YOUR GOAL: In the data below, find every line with the word "JSON" and copy it.

EXERCISE INPUT:
━━━━
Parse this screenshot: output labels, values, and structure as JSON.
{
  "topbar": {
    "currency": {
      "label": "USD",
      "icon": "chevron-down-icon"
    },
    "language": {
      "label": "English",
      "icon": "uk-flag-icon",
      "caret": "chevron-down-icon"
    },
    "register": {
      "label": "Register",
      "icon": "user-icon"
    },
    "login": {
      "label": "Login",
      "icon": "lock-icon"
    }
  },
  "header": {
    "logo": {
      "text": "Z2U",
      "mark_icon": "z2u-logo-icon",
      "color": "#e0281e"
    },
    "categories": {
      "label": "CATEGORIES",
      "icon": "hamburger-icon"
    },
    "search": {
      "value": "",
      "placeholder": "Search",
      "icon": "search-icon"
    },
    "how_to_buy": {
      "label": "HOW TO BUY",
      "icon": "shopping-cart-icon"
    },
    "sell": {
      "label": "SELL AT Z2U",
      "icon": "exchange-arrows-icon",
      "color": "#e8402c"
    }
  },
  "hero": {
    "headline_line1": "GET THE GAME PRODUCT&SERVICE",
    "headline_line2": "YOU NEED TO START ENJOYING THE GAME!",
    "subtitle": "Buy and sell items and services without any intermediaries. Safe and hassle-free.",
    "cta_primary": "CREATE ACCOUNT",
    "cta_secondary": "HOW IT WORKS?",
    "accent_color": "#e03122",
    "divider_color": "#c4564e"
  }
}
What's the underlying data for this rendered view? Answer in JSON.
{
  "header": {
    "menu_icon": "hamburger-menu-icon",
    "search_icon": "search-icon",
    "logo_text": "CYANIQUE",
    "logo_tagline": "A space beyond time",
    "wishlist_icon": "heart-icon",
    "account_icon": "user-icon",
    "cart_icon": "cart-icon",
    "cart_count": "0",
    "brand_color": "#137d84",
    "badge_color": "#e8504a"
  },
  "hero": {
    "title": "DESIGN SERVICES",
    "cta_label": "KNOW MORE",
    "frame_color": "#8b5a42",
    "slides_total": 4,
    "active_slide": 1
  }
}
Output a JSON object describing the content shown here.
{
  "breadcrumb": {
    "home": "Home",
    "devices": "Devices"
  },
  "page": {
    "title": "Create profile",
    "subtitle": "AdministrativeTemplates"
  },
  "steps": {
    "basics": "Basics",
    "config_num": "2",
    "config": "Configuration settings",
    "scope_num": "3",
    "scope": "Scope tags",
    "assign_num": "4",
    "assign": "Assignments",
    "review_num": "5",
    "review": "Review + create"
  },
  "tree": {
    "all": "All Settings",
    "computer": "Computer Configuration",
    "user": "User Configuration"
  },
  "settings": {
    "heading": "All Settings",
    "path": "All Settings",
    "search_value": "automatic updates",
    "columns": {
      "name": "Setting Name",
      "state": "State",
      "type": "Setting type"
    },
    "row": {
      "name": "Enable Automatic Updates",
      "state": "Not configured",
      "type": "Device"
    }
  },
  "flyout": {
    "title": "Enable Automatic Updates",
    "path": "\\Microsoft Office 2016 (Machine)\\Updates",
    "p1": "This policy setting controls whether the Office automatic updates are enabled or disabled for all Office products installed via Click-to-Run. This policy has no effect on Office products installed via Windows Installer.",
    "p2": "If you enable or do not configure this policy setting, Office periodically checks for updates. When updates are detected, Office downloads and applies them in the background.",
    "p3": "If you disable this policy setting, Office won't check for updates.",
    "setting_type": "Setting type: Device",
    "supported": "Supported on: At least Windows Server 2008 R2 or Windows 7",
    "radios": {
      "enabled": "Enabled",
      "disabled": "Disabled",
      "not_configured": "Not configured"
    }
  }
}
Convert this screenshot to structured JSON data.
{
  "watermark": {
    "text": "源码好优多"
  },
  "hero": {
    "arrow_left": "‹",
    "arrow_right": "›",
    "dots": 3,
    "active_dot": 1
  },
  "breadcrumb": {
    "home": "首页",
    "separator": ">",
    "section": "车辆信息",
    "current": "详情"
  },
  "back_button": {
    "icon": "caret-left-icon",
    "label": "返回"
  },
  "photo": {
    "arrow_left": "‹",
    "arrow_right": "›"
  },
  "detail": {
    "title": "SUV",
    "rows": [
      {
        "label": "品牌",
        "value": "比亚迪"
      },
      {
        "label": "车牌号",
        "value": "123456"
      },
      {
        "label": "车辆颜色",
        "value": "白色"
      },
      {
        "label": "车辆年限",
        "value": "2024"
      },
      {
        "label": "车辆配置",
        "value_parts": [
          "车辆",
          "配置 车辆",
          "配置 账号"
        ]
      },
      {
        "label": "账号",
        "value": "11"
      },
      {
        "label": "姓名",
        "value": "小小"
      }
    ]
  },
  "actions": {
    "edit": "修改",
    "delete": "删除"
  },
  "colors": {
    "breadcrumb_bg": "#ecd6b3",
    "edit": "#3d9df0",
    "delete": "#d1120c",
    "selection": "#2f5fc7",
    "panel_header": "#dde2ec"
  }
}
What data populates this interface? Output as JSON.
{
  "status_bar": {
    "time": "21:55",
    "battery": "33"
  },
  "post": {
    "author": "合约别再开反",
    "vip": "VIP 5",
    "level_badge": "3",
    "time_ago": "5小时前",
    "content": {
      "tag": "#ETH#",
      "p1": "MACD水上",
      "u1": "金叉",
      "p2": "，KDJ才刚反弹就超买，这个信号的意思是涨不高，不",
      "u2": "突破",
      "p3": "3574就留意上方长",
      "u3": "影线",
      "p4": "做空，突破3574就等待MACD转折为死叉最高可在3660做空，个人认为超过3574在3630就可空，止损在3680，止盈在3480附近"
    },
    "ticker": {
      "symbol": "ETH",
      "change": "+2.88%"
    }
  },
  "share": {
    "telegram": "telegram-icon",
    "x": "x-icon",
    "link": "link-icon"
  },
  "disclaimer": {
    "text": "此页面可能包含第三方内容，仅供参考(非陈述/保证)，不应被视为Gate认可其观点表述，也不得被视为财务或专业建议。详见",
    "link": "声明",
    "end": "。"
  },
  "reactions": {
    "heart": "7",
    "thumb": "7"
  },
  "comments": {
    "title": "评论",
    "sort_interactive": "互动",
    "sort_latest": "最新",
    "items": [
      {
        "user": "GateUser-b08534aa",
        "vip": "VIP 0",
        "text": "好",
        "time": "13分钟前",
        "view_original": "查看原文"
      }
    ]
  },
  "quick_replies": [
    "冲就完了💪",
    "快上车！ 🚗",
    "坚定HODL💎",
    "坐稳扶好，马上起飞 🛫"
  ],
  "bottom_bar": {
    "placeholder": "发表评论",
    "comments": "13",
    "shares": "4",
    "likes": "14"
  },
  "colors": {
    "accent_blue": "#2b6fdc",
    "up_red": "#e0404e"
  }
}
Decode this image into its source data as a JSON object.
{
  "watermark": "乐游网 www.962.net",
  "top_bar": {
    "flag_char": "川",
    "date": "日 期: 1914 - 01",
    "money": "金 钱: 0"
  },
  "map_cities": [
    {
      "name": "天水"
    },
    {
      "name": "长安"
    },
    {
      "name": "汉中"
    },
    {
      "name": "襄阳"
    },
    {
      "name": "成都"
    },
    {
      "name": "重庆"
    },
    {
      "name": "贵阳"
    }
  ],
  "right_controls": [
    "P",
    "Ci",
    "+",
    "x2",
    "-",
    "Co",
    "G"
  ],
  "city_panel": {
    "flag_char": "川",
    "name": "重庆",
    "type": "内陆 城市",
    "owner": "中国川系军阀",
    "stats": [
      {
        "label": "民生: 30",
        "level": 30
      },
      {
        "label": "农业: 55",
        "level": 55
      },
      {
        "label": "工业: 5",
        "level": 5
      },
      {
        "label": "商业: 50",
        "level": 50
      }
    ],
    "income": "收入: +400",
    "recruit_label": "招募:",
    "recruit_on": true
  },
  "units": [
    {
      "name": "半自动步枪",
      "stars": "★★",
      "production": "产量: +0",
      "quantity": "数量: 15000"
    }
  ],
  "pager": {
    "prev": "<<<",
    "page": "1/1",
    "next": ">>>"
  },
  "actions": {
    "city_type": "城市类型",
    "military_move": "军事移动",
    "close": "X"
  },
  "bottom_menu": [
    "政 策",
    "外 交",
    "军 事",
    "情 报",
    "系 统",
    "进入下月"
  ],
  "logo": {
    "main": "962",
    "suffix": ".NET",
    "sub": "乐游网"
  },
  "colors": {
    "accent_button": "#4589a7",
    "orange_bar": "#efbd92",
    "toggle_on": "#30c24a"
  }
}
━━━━
YOUR RESPONSE:
Parse this screenshot: output labels, values, and structure as JSON.
What's the underlying data for this rendered view? Answer in JSON.
Output a JSON object describing the content shown here.
Convert this screenshot to structured JSON data.
What data populates this interface? Output as JSON.
Decode this image into its source data as a JSON object.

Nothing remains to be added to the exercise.